DIRECTIONS:
In the data that follows, count the lines where "kind" appears, and write only the number.

INPUT:
+ + + + + + +

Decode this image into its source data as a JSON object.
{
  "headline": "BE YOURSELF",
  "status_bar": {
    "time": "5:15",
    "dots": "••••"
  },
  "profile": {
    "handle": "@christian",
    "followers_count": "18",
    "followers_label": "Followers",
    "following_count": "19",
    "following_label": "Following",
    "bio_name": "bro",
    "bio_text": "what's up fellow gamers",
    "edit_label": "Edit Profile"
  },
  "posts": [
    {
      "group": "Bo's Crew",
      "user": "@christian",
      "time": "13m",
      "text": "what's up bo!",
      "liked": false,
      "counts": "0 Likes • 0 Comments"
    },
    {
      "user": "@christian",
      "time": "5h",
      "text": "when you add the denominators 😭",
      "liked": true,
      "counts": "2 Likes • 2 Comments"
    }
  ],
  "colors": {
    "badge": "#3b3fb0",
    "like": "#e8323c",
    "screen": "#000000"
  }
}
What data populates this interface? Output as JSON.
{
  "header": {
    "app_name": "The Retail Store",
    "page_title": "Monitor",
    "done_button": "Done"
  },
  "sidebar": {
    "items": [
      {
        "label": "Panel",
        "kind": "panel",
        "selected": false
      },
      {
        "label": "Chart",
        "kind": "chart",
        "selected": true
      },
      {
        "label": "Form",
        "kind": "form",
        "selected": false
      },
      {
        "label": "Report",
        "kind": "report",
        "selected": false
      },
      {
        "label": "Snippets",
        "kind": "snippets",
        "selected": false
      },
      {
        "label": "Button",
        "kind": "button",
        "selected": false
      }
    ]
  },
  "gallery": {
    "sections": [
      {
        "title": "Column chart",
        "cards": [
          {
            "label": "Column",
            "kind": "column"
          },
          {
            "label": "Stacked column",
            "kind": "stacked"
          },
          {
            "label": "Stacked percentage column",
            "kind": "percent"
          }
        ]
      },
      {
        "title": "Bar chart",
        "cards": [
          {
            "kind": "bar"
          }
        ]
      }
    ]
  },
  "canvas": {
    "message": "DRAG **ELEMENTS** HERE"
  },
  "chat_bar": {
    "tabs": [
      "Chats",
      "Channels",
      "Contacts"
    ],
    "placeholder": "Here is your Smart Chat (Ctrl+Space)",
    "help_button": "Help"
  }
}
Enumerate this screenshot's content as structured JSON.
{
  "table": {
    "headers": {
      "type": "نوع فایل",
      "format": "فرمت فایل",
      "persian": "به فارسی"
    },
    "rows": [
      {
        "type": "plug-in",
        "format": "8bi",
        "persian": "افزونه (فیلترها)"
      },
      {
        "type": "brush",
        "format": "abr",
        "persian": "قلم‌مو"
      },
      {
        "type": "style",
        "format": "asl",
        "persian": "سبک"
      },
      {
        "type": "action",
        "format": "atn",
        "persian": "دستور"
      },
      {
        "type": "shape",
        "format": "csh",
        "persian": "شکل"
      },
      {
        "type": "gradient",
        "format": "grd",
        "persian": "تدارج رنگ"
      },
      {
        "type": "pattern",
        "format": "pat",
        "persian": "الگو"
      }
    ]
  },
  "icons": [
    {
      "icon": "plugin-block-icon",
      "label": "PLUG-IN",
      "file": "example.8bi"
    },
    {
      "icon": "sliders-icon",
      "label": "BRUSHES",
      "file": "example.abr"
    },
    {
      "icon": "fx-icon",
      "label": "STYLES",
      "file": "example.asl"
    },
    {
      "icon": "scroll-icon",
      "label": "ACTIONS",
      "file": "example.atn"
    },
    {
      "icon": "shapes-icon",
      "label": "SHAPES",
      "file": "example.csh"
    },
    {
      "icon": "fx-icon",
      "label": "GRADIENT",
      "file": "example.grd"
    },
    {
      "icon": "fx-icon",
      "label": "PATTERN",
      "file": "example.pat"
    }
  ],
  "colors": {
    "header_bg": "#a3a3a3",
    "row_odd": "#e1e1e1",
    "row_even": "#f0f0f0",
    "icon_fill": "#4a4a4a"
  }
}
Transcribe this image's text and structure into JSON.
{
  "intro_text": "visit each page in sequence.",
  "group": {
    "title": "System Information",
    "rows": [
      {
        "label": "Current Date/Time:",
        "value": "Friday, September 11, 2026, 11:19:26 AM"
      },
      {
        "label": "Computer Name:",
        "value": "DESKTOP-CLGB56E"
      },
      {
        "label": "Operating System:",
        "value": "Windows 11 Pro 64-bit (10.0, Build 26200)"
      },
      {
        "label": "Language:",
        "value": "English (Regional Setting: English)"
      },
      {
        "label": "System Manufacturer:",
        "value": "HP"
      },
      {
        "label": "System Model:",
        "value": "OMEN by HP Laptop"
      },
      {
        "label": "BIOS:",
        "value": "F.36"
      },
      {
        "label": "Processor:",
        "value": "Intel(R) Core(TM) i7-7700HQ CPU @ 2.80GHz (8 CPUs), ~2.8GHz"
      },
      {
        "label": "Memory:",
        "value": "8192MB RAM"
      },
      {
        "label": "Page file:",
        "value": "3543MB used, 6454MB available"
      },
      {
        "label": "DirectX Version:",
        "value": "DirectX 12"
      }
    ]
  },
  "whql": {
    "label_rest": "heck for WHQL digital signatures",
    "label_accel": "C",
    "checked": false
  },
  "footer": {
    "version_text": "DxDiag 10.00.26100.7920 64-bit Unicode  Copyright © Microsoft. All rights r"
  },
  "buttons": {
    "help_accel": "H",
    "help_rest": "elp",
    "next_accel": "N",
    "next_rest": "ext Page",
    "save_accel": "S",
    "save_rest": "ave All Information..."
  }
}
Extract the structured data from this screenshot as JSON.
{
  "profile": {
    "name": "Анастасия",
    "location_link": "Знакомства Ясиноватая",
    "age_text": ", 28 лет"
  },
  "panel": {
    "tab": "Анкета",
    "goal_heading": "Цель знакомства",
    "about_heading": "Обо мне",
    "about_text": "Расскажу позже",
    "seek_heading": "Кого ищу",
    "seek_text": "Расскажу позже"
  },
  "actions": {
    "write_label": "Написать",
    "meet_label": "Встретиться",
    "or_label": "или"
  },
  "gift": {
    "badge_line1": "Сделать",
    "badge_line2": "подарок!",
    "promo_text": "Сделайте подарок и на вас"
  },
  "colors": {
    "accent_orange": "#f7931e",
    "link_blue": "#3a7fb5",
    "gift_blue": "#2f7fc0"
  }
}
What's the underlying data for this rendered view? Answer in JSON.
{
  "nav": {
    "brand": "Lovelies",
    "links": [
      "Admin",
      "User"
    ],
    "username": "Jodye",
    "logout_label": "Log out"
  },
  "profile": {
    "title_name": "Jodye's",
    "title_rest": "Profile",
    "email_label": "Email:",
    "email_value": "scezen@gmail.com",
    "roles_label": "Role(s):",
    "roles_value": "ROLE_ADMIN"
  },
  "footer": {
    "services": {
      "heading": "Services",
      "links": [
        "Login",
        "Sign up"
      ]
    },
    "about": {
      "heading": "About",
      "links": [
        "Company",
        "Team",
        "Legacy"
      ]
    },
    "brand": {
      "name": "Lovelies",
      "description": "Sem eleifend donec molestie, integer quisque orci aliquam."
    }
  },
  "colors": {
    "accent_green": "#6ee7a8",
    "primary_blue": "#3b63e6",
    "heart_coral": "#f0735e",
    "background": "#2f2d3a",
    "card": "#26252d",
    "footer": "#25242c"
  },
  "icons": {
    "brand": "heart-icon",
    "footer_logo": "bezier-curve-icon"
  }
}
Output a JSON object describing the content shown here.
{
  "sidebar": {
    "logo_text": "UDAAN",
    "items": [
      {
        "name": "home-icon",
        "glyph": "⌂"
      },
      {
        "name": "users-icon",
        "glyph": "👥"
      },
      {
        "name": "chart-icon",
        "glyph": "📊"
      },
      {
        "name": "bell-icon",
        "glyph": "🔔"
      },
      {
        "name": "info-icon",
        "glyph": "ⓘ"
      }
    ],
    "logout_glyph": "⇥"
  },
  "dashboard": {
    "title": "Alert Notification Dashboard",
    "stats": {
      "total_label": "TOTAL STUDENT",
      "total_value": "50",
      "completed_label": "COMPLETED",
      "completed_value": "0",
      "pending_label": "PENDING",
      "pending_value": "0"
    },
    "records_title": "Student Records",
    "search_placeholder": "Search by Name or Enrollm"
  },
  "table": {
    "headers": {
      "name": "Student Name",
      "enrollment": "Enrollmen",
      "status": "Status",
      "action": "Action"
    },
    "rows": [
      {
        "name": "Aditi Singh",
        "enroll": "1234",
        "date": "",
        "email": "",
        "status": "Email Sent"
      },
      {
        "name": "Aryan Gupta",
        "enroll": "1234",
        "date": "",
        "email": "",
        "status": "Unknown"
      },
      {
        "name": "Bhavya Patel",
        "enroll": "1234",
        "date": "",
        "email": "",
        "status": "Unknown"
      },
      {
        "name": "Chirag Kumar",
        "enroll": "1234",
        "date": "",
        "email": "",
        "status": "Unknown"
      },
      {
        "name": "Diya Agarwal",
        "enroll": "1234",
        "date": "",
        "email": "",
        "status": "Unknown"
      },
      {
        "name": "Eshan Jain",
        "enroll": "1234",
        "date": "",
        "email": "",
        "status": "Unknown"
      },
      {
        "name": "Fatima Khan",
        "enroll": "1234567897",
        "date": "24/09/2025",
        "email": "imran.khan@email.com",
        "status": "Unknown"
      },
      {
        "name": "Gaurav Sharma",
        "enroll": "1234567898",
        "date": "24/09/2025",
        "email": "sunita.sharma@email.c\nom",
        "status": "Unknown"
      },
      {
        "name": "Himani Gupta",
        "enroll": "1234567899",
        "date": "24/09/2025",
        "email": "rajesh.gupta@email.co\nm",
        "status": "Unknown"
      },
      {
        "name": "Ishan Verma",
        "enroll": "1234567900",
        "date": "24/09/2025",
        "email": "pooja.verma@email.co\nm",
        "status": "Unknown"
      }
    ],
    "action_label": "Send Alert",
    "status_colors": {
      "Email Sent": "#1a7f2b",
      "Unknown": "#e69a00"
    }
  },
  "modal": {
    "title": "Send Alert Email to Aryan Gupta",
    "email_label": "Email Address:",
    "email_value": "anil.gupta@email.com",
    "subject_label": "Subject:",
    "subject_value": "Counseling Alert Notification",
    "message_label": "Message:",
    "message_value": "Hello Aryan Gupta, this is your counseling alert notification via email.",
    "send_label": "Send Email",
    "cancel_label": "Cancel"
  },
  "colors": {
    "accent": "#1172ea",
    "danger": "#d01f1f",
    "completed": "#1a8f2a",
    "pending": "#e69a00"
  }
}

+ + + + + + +

RESULT OF THIS TASK:
10